Dr Mark Crimmin, who works at Imperial College London, has investigated ways to transform environmental pollutants into chemicals that could be used in pharmaceuticals, agriculture, or the development of new materials.
He said: “I am delighted at this recognition of the group’s work and deeply grateful to the talent of the members of my research group.
“It is encouraging that our research has been well received by others.
“There is so much great work going on in chemistry in the UK and a lot of excellent early career scientists that are tackling important societal problems.
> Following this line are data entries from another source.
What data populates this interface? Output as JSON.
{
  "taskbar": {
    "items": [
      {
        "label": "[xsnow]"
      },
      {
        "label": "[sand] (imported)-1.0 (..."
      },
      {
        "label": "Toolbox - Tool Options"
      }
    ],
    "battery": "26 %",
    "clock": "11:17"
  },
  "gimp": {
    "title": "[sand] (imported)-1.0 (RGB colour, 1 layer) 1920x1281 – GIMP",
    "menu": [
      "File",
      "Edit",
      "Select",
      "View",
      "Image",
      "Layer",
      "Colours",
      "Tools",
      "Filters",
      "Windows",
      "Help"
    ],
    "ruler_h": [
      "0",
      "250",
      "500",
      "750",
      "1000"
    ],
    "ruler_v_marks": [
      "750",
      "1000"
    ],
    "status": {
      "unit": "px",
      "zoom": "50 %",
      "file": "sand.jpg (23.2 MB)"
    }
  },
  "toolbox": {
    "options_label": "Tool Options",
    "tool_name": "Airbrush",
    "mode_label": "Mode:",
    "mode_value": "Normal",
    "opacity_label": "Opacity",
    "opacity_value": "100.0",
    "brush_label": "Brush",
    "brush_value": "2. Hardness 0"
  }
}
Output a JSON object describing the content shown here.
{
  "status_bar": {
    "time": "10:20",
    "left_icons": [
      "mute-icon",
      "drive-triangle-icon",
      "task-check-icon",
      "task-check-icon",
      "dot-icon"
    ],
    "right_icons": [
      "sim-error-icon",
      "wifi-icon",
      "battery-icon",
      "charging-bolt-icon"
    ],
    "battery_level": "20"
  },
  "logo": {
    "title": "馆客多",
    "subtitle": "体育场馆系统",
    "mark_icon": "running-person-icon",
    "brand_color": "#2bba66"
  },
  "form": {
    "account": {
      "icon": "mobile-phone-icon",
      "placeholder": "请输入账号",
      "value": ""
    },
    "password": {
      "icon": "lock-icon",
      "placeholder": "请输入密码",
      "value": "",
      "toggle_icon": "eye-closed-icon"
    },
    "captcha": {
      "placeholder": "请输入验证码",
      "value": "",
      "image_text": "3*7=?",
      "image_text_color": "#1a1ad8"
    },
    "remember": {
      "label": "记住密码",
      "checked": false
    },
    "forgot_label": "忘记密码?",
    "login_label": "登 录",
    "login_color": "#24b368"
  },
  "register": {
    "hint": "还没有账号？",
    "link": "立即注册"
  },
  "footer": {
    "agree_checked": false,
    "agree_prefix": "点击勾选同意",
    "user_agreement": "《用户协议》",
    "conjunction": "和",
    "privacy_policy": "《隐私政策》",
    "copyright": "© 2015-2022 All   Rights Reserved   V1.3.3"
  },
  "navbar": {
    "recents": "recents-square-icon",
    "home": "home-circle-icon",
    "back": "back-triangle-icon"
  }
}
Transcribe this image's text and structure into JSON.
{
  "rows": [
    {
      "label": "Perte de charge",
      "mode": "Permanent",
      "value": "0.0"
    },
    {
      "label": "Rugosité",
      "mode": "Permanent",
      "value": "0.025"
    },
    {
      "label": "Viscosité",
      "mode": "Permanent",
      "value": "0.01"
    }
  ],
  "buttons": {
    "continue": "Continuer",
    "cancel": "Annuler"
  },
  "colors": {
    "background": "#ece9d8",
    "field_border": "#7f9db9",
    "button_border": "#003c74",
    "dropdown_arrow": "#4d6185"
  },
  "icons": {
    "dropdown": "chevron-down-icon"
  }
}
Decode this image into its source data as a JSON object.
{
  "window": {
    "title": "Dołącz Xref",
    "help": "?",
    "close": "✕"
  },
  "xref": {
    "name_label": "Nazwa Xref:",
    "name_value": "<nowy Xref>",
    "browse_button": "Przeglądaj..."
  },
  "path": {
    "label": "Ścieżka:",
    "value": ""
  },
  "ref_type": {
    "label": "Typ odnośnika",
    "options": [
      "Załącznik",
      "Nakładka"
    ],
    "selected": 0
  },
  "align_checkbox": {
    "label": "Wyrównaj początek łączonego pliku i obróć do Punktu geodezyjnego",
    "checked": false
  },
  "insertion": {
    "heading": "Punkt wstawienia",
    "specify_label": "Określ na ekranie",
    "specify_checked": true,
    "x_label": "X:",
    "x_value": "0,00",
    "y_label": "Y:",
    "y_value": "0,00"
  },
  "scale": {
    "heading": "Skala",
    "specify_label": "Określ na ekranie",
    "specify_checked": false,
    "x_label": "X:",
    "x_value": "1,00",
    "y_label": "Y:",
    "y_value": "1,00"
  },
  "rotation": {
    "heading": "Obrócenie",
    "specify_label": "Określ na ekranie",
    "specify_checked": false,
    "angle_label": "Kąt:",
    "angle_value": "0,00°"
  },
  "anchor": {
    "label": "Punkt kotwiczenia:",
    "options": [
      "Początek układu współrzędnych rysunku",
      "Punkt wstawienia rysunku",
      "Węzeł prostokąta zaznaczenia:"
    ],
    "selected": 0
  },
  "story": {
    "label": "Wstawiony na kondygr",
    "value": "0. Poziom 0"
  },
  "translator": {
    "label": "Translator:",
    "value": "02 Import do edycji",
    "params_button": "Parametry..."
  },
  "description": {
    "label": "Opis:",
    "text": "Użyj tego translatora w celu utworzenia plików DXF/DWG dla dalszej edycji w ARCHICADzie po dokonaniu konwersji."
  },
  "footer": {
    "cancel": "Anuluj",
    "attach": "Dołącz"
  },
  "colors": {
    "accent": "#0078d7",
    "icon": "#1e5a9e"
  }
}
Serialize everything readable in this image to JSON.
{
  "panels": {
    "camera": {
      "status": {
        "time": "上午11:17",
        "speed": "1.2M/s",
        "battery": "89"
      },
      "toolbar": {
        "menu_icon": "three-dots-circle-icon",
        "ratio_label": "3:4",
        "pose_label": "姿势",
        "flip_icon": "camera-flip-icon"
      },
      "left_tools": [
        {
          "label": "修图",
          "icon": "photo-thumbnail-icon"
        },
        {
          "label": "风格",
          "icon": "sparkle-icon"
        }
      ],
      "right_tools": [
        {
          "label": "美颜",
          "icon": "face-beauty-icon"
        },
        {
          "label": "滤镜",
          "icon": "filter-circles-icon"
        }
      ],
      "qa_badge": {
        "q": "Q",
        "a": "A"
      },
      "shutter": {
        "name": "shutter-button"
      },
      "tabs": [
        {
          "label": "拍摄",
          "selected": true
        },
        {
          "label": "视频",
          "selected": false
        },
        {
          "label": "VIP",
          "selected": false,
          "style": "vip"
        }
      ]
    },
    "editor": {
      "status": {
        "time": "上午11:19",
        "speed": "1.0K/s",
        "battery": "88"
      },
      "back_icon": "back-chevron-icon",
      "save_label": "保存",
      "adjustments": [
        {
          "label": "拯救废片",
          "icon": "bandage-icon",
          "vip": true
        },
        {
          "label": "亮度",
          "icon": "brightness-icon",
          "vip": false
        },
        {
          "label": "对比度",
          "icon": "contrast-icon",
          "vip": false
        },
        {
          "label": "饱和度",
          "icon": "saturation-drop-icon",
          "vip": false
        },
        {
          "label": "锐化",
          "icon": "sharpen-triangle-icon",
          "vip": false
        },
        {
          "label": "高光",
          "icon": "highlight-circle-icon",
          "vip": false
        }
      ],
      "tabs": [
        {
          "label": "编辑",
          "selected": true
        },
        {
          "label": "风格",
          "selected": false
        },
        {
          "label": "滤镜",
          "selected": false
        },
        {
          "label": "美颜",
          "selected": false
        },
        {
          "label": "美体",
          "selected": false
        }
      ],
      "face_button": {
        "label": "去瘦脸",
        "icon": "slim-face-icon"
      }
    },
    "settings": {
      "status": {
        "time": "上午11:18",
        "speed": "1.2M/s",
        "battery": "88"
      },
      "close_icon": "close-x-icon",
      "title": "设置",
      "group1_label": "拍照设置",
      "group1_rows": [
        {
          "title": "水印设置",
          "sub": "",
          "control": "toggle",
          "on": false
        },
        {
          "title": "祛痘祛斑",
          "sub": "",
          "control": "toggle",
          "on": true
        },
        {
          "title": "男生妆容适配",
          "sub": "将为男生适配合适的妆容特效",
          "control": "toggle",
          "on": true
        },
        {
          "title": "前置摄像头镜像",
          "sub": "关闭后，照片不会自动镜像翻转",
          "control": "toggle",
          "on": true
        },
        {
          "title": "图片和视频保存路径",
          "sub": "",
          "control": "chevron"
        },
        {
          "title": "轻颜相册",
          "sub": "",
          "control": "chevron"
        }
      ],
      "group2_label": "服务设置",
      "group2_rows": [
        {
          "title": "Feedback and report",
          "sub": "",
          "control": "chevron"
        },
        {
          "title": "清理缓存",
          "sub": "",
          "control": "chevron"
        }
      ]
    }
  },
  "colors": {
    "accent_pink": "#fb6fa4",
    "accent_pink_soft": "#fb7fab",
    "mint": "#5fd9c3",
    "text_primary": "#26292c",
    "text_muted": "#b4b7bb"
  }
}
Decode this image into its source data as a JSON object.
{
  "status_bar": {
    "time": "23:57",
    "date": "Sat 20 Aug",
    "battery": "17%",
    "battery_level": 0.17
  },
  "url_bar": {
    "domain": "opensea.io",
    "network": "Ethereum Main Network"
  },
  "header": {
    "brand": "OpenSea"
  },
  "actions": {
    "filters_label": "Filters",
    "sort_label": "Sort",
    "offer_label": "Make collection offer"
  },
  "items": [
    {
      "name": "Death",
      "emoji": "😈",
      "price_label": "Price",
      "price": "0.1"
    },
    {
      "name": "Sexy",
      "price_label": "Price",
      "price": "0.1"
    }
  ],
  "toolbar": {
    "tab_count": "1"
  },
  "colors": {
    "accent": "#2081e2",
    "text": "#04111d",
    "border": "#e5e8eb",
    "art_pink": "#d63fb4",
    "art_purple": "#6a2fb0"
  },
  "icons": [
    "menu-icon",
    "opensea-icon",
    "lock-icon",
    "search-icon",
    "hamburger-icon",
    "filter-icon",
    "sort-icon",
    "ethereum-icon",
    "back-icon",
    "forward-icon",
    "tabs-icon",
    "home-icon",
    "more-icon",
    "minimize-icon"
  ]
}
So it was a real surprise for our group to win this prize.
“Our hope is that this prize focuses attention on organometallic chemistry and catalysis in the UK and that our group can continue to contribute to these fields.”
Dr Crimmin has been awarded with the Harrison-Meldola Memorial Prize in recognition of his research.
This award celebrates the most meritorious and promising original investigations in chemistry and published results of the those investigations.
Dr Crimmin received £5,000, a medal and a certificate.
Dr Robert Parker, chief executive of the Royal Society of Chemistry said: “It is an honour to celebrate the innovation and expertise of our community through our prizes and awards.
“We know that chemistry can be a powerful force for good, and quality research and communication of that research are more important than ever before.
“Our charitable mission is to advance excellence in the chemical sciences, and we are proud to celebrate our inspiring and influential winners, who share that mission.”
A list of 50 previous winners of the Royal Society of Chemistry’s awards have gone on to win Nobel Prizes for their pioneering work, including all of the 2016 chemistry winners, Jean-Pierre Sauvage, Fraser Stoddart and Ben Feringa.